(WHAT YOU WILL DO)
Reproduce the entire listing exactly. Leave the pictures out.

(SUPPLIED DATA)
—————

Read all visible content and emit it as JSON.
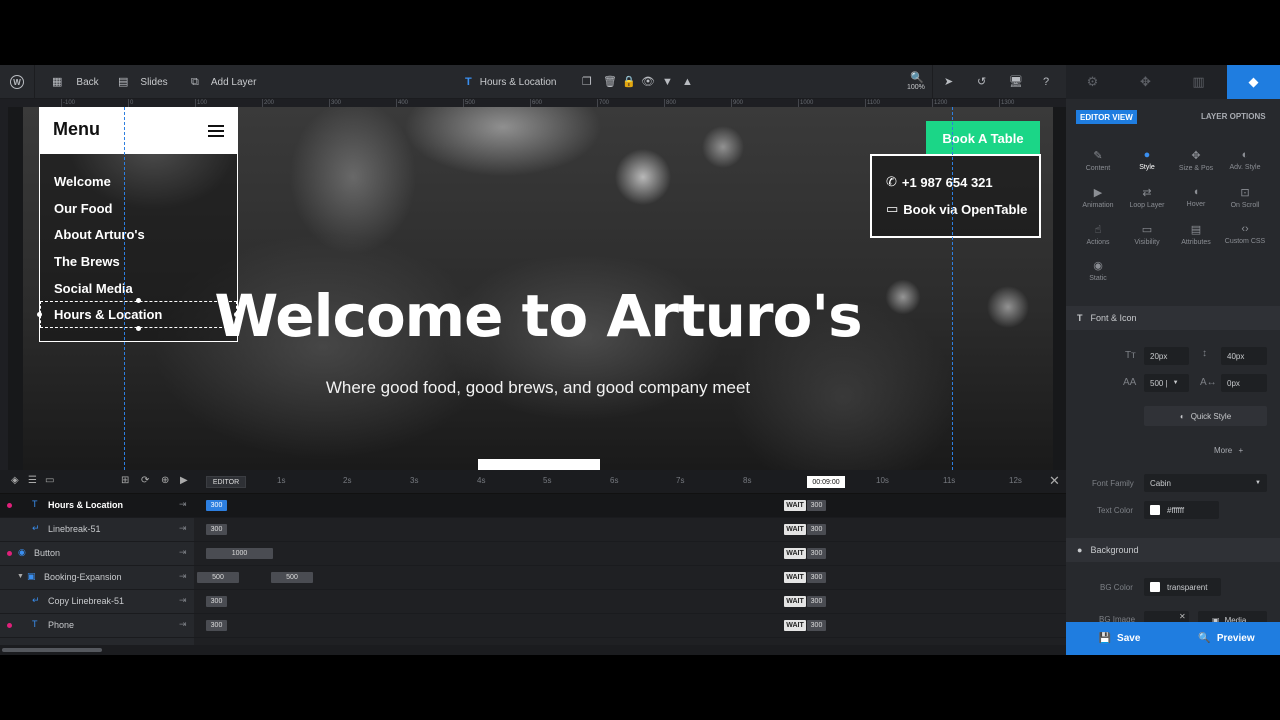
{
  "toolbar": {
    "back": "Back",
    "slides": "Slides",
    "add_layer": "Add Layer",
    "current_layer": "Hours & Location",
    "zoom": "100%"
  },
  "ruler_labels": [
    "-100",
    "0",
    "100",
    "200",
    "300",
    "400",
    "500",
    "600",
    "700",
    "800",
    "900",
    "1000",
    "1100",
    "1200",
    "1300"
  ],
  "slide": {
    "menu_title": "Menu",
    "menu_items": [
      "Welcome",
      "Our Food",
      "About Arturo's",
      "The Brews",
      "Social Media",
      "Hours & Location"
    ],
    "hero_title": "Welcome to Arturo's",
    "hero_subtitle": "Where good food, good brews, and good company meet",
    "book_button": "Book A Table",
    "phone": "+1 987 654 321",
    "opentable": "Book via OpenTable"
  },
  "timeline": {
    "editor_label": "EDITOR",
    "current_time": "00:09:00",
    "ticks": [
      "1s",
      "2s",
      "3s",
      "4s",
      "5s",
      "6s",
      "7s",
      "8s",
      "10s",
      "11s",
      "12s"
    ],
    "layers": [
      {
        "name": "Hours & Location",
        "icon": "T",
        "dot": true,
        "chips": [
          "300"
        ],
        "wait": "WAIT",
        "end": "300"
      },
      {
        "name": "Linebreak-51",
        "icon": "↵",
        "dot": false,
        "chips": [
          "300"
        ],
        "wait": "WAIT",
        "end": "300"
      },
      {
        "name": "Button",
        "icon": "◉",
        "dot": true,
        "chips": [
          "1000"
        ],
        "wait": "WAIT",
        "end": "300"
      },
      {
        "name": "Booking-Expansion",
        "icon": "▣",
        "dot": false,
        "chips": [
          "500",
          "500"
        ],
        "wait": "WAIT",
        "end": "300"
      },
      {
        "name": "Copy Linebreak-51",
        "icon": "↵",
        "dot": false,
        "chips": [
          "300"
        ],
        "wait": "WAIT",
        "end": "300"
      },
      {
        "name": "Phone",
        "icon": "T",
        "dot": true,
        "chips": [
          "300"
        ],
        "wait": "WAIT",
        "end": "300"
      }
    ]
  },
  "panel": {
    "editor_view": "EDITOR VIEW",
    "layer_options": "LAYER OPTIONS",
    "options": [
      "Content",
      "Style",
      "Size & Pos",
      "Adv. Style",
      "Animation",
      "Loop Layer",
      "Hover",
      "On Scroll",
      "Actions",
      "Visibility",
      "Attributes",
      "Custom CSS",
      "Static"
    ],
    "font_icon": "Font & Icon",
    "font_size": "20px",
    "line_height": "40px",
    "font_weight": "500 |",
    "letter_spacing": "0px",
    "quick_style": "Quick Style",
    "more": "More",
    "font_family_label": "Font Family",
    "font_family": "Cabin",
    "text_color_label": "Text Color",
    "text_color": "#ffffff",
    "background": "Background",
    "bg_color_label": "BG Color",
    "bg_color": "transparent",
    "bg_image_label": "BG Image",
    "media": "Media",
    "save": "Save",
    "preview": "Preview"
  }
}
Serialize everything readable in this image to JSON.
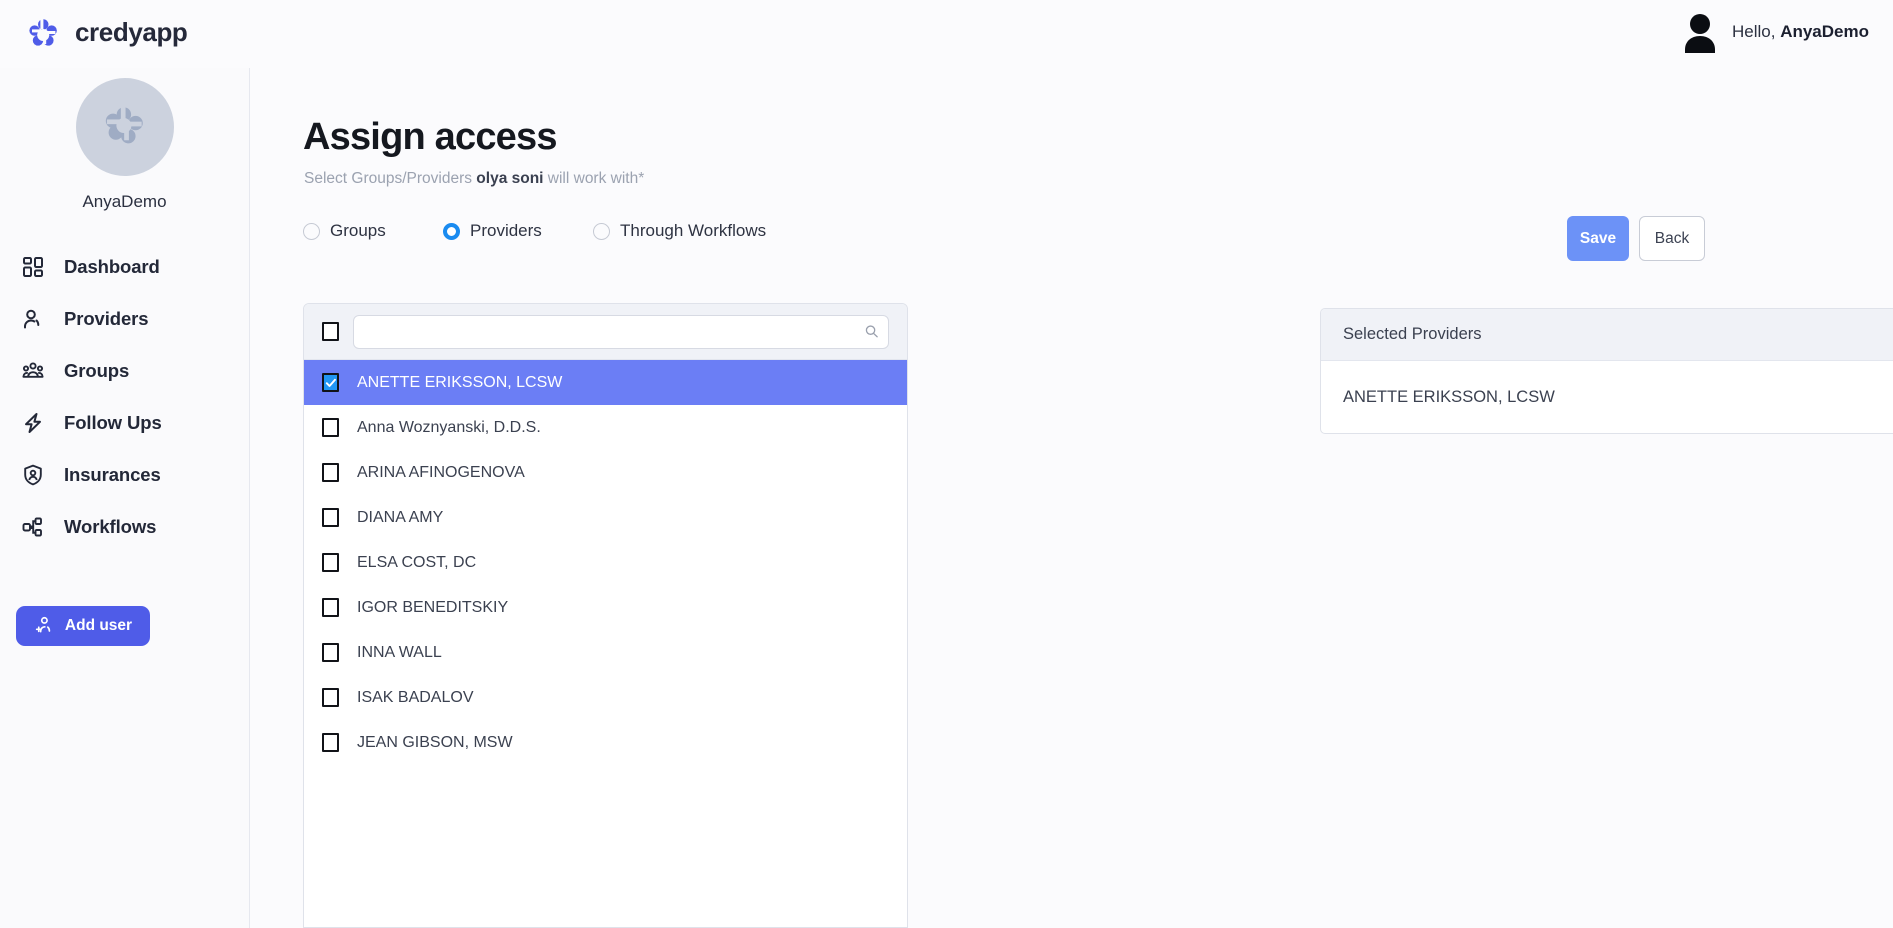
{
  "brand": {
    "name": "credyapp",
    "logo_icon": "credyapp-pinwheel-logo",
    "accent_color": "#4f5ce8"
  },
  "topbar": {
    "greeting_prefix": "Hello, ",
    "greeting_user": "AnyaDemo",
    "avatar_icon": "user-silhouette-icon"
  },
  "sidebar": {
    "profile": {
      "name": "AnyaDemo",
      "avatar_icon": "credyapp-pinwheel-avatar"
    },
    "items": [
      {
        "label": "Dashboard",
        "icon": "grid-dashboard-icon"
      },
      {
        "label": "Providers",
        "icon": "person-icon"
      },
      {
        "label": "Groups",
        "icon": "people-group-icon"
      },
      {
        "label": "Follow Ups",
        "icon": "lightning-bolt-icon"
      },
      {
        "label": "Insurances",
        "icon": "shield-person-icon"
      },
      {
        "label": "Workflows",
        "icon": "workflow-nodes-icon"
      }
    ],
    "add_user": {
      "label": "Add user",
      "icon": "person-plus-icon"
    }
  },
  "main": {
    "title": "Assign access",
    "subtitle_prefix": "Select Groups/Providers ",
    "subtitle_bold": "olya soni",
    "subtitle_suffix": " will work with*",
    "radios": [
      {
        "label": "Groups",
        "selected": false
      },
      {
        "label": "Providers",
        "selected": true
      },
      {
        "label": "Through Workflows",
        "selected": false
      }
    ],
    "radio_selected_color": "#1a8bf0",
    "buttons": {
      "save_label": "Save",
      "save_color": "#6c92f7",
      "back_label": "Back"
    },
    "list_panel": {
      "select_all_checked": false,
      "search_value": "",
      "search_placeholder": "",
      "search_icon": "magnifier-search-icon",
      "selected_row_color": "#6b7ef5",
      "rows": [
        {
          "label": "ANETTE ERIKSSON, LCSW",
          "checked": true
        },
        {
          "label": "Anna Woznyanski, D.D.S.",
          "checked": false
        },
        {
          "label": "ARINA AFINOGENOVA",
          "checked": false
        },
        {
          "label": "DIANA AMY",
          "checked": false
        },
        {
          "label": "ELSA COST, DC",
          "checked": false
        },
        {
          "label": "IGOR BENEDITSKIY",
          "checked": false
        },
        {
          "label": "INNA WALL",
          "checked": false
        },
        {
          "label": "ISAK BADALOV",
          "checked": false
        },
        {
          "label": "JEAN GIBSON, MSW",
          "checked": false
        }
      ]
    },
    "selected_panel": {
      "header": "Selected Providers",
      "items": [
        {
          "label": "ANETTE ERIKSSON, LCSW"
        }
      ]
    }
  }
}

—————

(OUTPUT OF THE EXERCISE)
Read all visible content and emit it as JSON.
{
  "toolbar": {
    "back": "Back",
    "slides": "Slides",
    "add_layer": "Add Layer",
    "current_layer": "Hours & Location",
    "zoom": "100%"
  },
  "ruler_labels": [
    "-100",
    "0",
    "100",
    "200",
    "300",
    "400",
    "500",
    "600",
    "700",
    "800",
    "900",
    "1000",
    "1100",
    "1200",
    "1300"
  ],
  "slide": {
    "menu_title": "Menu",
    "menu_items": [
      "Welcome",
      "Our Food",
      "About Arturo's",
      "The Brews",
      "Social Media",
      "Hours & Location"
    ],
    "hero_title": "Welcome to Arturo's",
    "hero_subtitle": "Where good food, good brews, and good company meet",
    "book_button": "Book A Table",
    "phone": "+1 987 654 321",
    "opentable": "Book via OpenTable"
  },
  "timeline": {
    "editor_label": "EDITOR",
    "current_time": "00:09:00",
    "ticks": [
      "1s",
      "2s",
      "3s",
      "4s",
      "5s",
      "6s",
      "7s",
      "8s",
      "10s",
      "11s",
      "12s"
    ],
    "layers": [
      {
        "name": "Hours & Location",
        "icon": "T",
        "dot": true,
        "chips": [
          "300"
        ],
        "wait": "WAIT",
        "end": "300"
      },
      {
        "name": "Linebreak-51",
        "icon": "↵",
        "dot": false,
        "chips": [
          "300"
        ],
        "wait": "WAIT",
        "end": "300"
      },
      {
        "name": "Button",
        "icon": "◉",
        "dot": true,
        "chips": [
          "1000"
        ],
        "wait": "WAIT",
        "end": "300"
      },
      {
        "name": "Booking-Expansion",
        "icon": "▣",
        "dot": false,
        "chips": [
          "500",
          "500"
        ],
        "wait": "WAIT",
        "end": "300"
      },
      {
        "name": "Copy Linebreak-51",
        "icon": "↵",
        "dot": false,
        "chips": [
          "300"
        ],
        "wait": "WAIT",
        "end": "300"
      },
      {
        "name": "Phone",
        "icon": "T",
        "dot": true,
        "chips": [
          "300"
        ],
        "wait": "WAIT",
        "end": "300"
      }
    ]
  },
  "panel": {
    "editor_view": "EDITOR VIEW",
    "layer_options": "LAYER OPTIONS",
    "options": [
      "Content",
      "Style",
      "Size & Pos",
      "Adv. Style",
      "Animation",
      "Loop Layer",
      "Hover",
      "On Scroll",
      "Actions",
      "Visibility",
      "Attributes",
      "Custom CSS",
      "Static"
    ],
    "font_icon": "Font & Icon",
    "font_size": "20px",
    "line_height": "40px",
    "font_weight": "500 |",
    "letter_spacing": "0px",
    "quick_style": "Quick Style",
    "more": "More",
    "font_family_label": "Font Family",
    "font_family": "Cabin",
    "text_color_label": "Text Color",
    "text_color": "#ffffff",
    "background": "Background",
    "bg_color_label": "BG Color",
    "bg_color": "transparent",
    "bg_image_label": "BG Image",
    "media": "Media",
    "save": "Save",
    "preview": "Preview"
  }
}
Serialize everything readable in this image to JSON.
{
  "brand": {
    "name": "credyapp",
    "logo_icon": "credyapp-pinwheel-logo",
    "accent_color": "#4f5ce8"
  },
  "topbar": {
    "greeting_prefix": "Hello, ",
    "greeting_user": "AnyaDemo",
    "avatar_icon": "user-silhouette-icon"
  },
  "sidebar": {
    "profile": {
      "name": "AnyaDemo",
      "avatar_icon": "credyapp-pinwheel-avatar"
    },
    "items": [
      {
        "label": "Dashboard",
        "icon": "grid-dashboard-icon"
      },
      {
        "label": "Providers",
        "icon": "person-icon"
      },
      {
        "label": "Groups",
        "icon": "people-group-icon"
      },
      {
        "label": "Follow Ups",
        "icon": "lightning-bolt-icon"
      },
      {
        "label": "Insurances",
        "icon": "shield-person-icon"
      },
      {
        "label": "Workflows",
        "icon": "workflow-nodes-icon"
      }
    ],
    "add_user": {
      "label": "Add user",
      "icon": "person-plus-icon"
    }
  },
  "main": {
    "title": "Assign access",
    "subtitle_prefix": "Select Groups/Providers ",
    "subtitle_bold": "olya soni",
    "subtitle_suffix": " will work with*",
    "radios": [
      {
        "label": "Groups",
        "selected": false
      },
      {
        "label": "Providers",
        "selected": true
      },
      {
        "label": "Through Workflows",
        "selected": false
      }
    ],
    "radio_selected_color": "#1a8bf0",
    "buttons": {
      "save_label": "Save",
      "save_color": "#6c92f7",
      "back_label": "Back"
    },
    "list_panel": {
      "select_all_checked": false,
      "search_value": "",
      "search_placeholder": "",
      "search_icon": "magnifier-search-icon",
      "selected_row_color": "#6b7ef5",
      "rows": [
        {
          "label": "ANETTE ERIKSSON, LCSW",
          "checked": true
        },
        {
          "label": "Anna Woznyanski, D.D.S.",
          "checked": false
        },
        {
          "label": "ARINA AFINOGENOVA",
          "checked": false
        },
        {
          "label": "DIANA AMY",
          "checked": false
        },
        {
          "label": "ELSA COST, DC",
          "checked": false
        },
        {
          "label": "IGOR BENEDITSKIY",
          "checked": false
        },
        {
          "label": "INNA WALL",
          "checked": false
        },
        {
          "label": "ISAK BADALOV",
          "checked": false
        },
        {
          "label": "JEAN GIBSON, MSW",
          "checked": false
        }
      ]
    },
    "selected_panel": {
      "header": "Selected Providers",
      "items": [
        {
          "label": "ANETTE ERIKSSON, LCSW"
        }
      ]
    }
  }
}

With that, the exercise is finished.